Wednesday, January 23, 2013

Exit Polls: Likud first with Yesh Atid a strong second

by Clifford F. Thies

The exit poll indicates that Benjamin Netanyahu's temporarily combined Likud-Yisrael Beiteinu Party did indeed finish first, but with fewer seats, 31, than was expected a few weeks ago. The surprise result was the strong second place showing by Yair Lapid's new Yesh Atid Party (candidate photos), a secular and centrist party, 19 seats. We first commented on Lapid in May 2012: LR "Israeli politics Livini quits Kadima"

In terms of ideological blocs, the right-wing appears to have the advantage:

Likud (conservative secular) - 31

Shas (orthodox, sephardic) - 13

Neftali Bennet's Jewish Home (conservative religious) - 12

United Torah Judaism (orthodox, sephardic) - 6

TOTAL - 62 (61 needed for a majority)


Yair Lapid's Yesh Atid (centrist) - 19

Labor (center-left) - 17

Meretz (left-socialist) - 6

Tzipi Livni's Hatnua (centrist) - 6

TOTAL - 48


Hadash (Arab-communist) - 4

Ra'am (Arab-socialist) - 4

Ballad (Arab-liberal) - 2

TOTAL - 10
Negotiations leading, hopefully, to a new government can easily produce a surprise.

First, Lapid has signaled a willingness to join a Netanyahu government, but not for a meaningless "minister without portfolio." Besides, with his strong showing, he is in position to receive concessions on his priorities among which is re-examining the exemption of the orthodox from military service. Likud + Jewish Home (which has signaled a willingness to re-visit the exemption) + Yesh Atid would constitute a majority, albeit, a very thin majority; and, furthermore, would have a certain balance which Netanyahu has always coveted, perhaps only out of necessity.

Second, Shas has always been willing to play kingmaker in return for concessions. The Center + Left Parties + Shas would have 60 or maybe 61 or 62 seats, depending on the actual count of the vote. But, the problem with such an assemblage of parties is that Lapid, the supposed "top dog" in the group, would have to concede on an issue (the exemption) he has made a priority.

UPDATE: In post-election statements, Netanyahu talked about forming a broad coalition In particular, he reached out to Lapid. “We have the opportunity to do great things for the good of the Israeli people," Netanyahu said. He also included "a more equitable burden" for defense as a pillar of his new government.

The leader of the Labor Party on the other hand, sounded like a Trotskyite, opposing the extreme right-wing government and the evil capitalist system.

In the tabulation of the actual vote, so far it looks as though some of the smaller parties projected to win some seats in the exit polls will fall short of the 2 percent threshold. This will result in more seats being awarded to the larger parties.


John Morris said...

Holy crap is Israeli politics complicated

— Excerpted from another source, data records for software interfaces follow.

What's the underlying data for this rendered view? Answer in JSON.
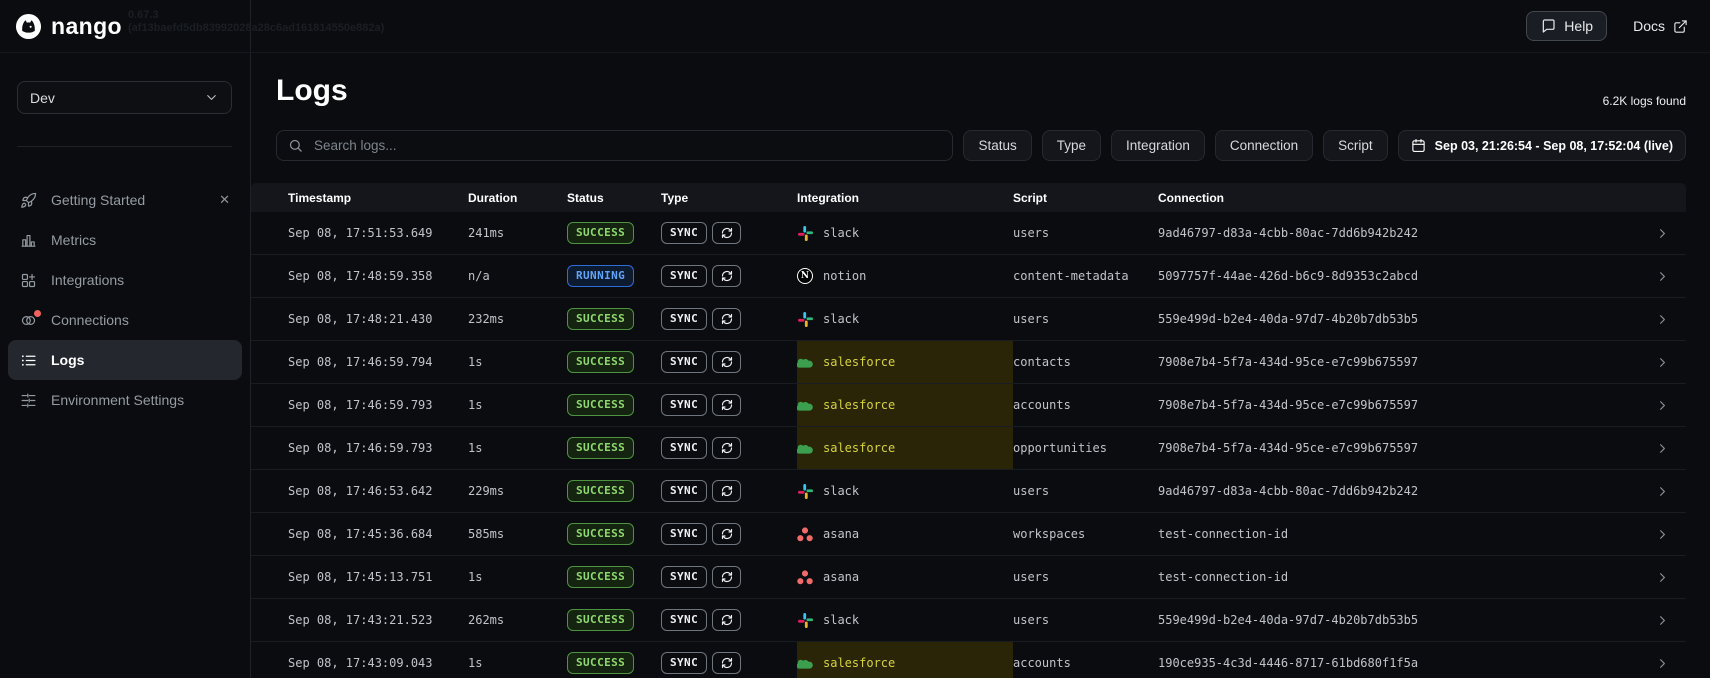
{
  "topbar": {
    "logo_text": "nango",
    "version_line1": "0.67.3",
    "version_line2": "(af13baefd5db83992028a28c6ad161814550e882a)",
    "help_label": "Help",
    "docs_label": "Docs"
  },
  "sidebar": {
    "environment": "Dev",
    "items": [
      {
        "label": "Getting Started",
        "icon": "rocket-icon",
        "active": false,
        "closable": true
      },
      {
        "label": "Metrics",
        "icon": "bar-chart-icon",
        "active": false
      },
      {
        "label": "Integrations",
        "icon": "grid-plus-icon",
        "active": false
      },
      {
        "label": "Connections",
        "icon": "rings-icon",
        "active": false,
        "notification_dot": true
      },
      {
        "label": "Logs",
        "icon": "list-icon",
        "active": true
      },
      {
        "label": "Environment Settings",
        "icon": "sliders-icon",
        "active": false
      }
    ]
  },
  "main": {
    "title": "Logs",
    "result_count": "6.2K logs found",
    "search_placeholder": "Search logs...",
    "filters": [
      "Status",
      "Type",
      "Integration",
      "Connection",
      "Script"
    ],
    "date_range": "Sep 03, 21:26:54 - Sep 08, 17:52:04 (live)",
    "table": {
      "columns": [
        "Timestamp",
        "Duration",
        "Status",
        "Type",
        "Integration",
        "Script",
        "Connection"
      ],
      "rows": [
        {
          "timestamp": "Sep 08, 17:51:53.649",
          "duration": "241ms",
          "status": "SUCCESS",
          "type": "SYNC",
          "integration": "slack",
          "integration_icon": "slack-icon",
          "script": "users",
          "connection": "9ad46797-d83a-4cbb-80ac-7dd6b942b242",
          "highlighted": false
        },
        {
          "timestamp": "Sep 08, 17:48:59.358",
          "duration": "n/a",
          "status": "RUNNING",
          "type": "SYNC",
          "integration": "notion",
          "integration_icon": "notion-icon",
          "script": "content-metadata",
          "connection": "5097757f-44ae-426d-b6c9-8d9353c2abcd",
          "highlighted": false
        },
        {
          "timestamp": "Sep 08, 17:48:21.430",
          "duration": "232ms",
          "status": "SUCCESS",
          "type": "SYNC",
          "integration": "slack",
          "integration_icon": "slack-icon",
          "script": "users",
          "connection": "559e499d-b2e4-40da-97d7-4b20b7db53b5",
          "highlighted": false
        },
        {
          "timestamp": "Sep 08, 17:46:59.794",
          "duration": "1s",
          "status": "SUCCESS",
          "type": "SYNC",
          "integration": "salesforce",
          "integration_icon": "salesforce-icon",
          "script": "contacts",
          "connection": "7908e7b4-5f7a-434d-95ce-e7c99b675597",
          "highlighted": true
        },
        {
          "timestamp": "Sep 08, 17:46:59.793",
          "duration": "1s",
          "status": "SUCCESS",
          "type": "SYNC",
          "integration": "salesforce",
          "integration_icon": "salesforce-icon",
          "script": "accounts",
          "connection": "7908e7b4-5f7a-434d-95ce-e7c99b675597",
          "highlighted": true
        },
        {
          "timestamp": "Sep 08, 17:46:59.793",
          "duration": "1s",
          "status": "SUCCESS",
          "type": "SYNC",
          "integration": "salesforce",
          "integration_icon": "salesforce-icon",
          "script": "opportunities",
          "connection": "7908e7b4-5f7a-434d-95ce-e7c99b675597",
          "highlighted": true
        },
        {
          "timestamp": "Sep 08, 17:46:53.642",
          "duration": "229ms",
          "status": "SUCCESS",
          "type": "SYNC",
          "integration": "slack",
          "integration_icon": "slack-icon",
          "script": "users",
          "connection": "9ad46797-d83a-4cbb-80ac-7dd6b942b242",
          "highlighted": false
        },
        {
          "timestamp": "Sep 08, 17:45:36.684",
          "duration": "585ms",
          "status": "SUCCESS",
          "type": "SYNC",
          "integration": "asana",
          "integration_icon": "asana-icon",
          "script": "workspaces",
          "connection": "test-connection-id",
          "highlighted": false
        },
        {
          "timestamp": "Sep 08, 17:45:13.751",
          "duration": "1s",
          "status": "SUCCESS",
          "type": "SYNC",
          "integration": "asana",
          "integration_icon": "asana-icon",
          "script": "users",
          "connection": "test-connection-id",
          "highlighted": false
        },
        {
          "timestamp": "Sep 08, 17:43:21.523",
          "duration": "262ms",
          "status": "SUCCESS",
          "type": "SYNC",
          "integration": "slack",
          "integration_icon": "slack-icon",
          "script": "users",
          "connection": "559e499d-b2e4-40da-97d7-4b20b7db53b5",
          "highlighted": false
        },
        {
          "timestamp": "Sep 08, 17:43:09.043",
          "duration": "1s",
          "status": "SUCCESS",
          "type": "SYNC",
          "integration": "salesforce",
          "integration_icon": "salesforce-icon",
          "script": "accounts",
          "connection": "190ce935-4c3d-4446-8717-61bd680f1f5a",
          "highlighted": true
        }
      ]
    }
  },
  "colors": {
    "success_text": "#90d96e",
    "success_border": "#4d9440",
    "running_text": "#61a5f9",
    "running_border": "#2e6cd6",
    "highlight_text": "#d6d33c",
    "highlight_bg": "#2a2507",
    "asana": "#f06a6a",
    "salesforce_cloud": "#3c9e4f",
    "notification_dot": "#f0625f"
  }
}
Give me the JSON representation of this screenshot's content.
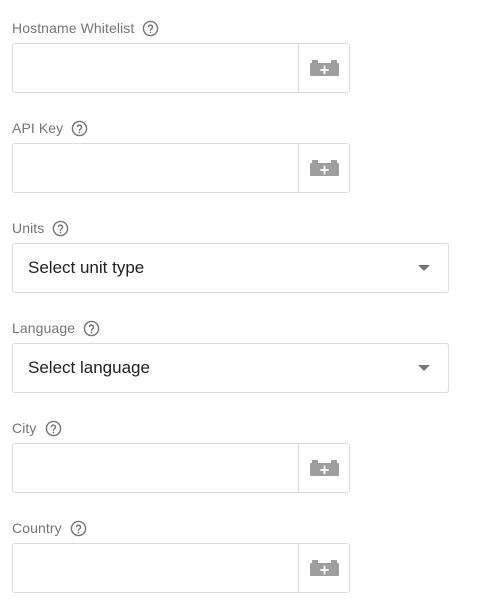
{
  "fields": [
    {
      "id": "hostname-whitelist",
      "label": "Hostname Whitelist",
      "type": "text",
      "value": ""
    },
    {
      "id": "api-key",
      "label": "API Key",
      "type": "text",
      "value": ""
    },
    {
      "id": "units",
      "label": "Units",
      "type": "select",
      "selected": "Select unit type"
    },
    {
      "id": "language",
      "label": "Language",
      "type": "select",
      "selected": "Select language"
    },
    {
      "id": "city",
      "label": "City",
      "type": "text",
      "value": ""
    },
    {
      "id": "country",
      "label": "Country",
      "type": "text",
      "value": ""
    }
  ],
  "icons": {
    "help": "help-circle-icon",
    "variable": "variable-brick-plus-icon",
    "dropdown": "caret-down-icon"
  },
  "colors": {
    "label": "#757575",
    "border": "#dadce0",
    "icon": "#9e9e9e",
    "text": "#202124"
  }
}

Storm D said...

If you think we have voter fraud, go to a polling place in Israel's Arab towns. There you will find people being allowed to vote more than once. An Arab man comes in and asks if he can vote for his wife, oldest son, brother, etc, and the Arab election judge allows it.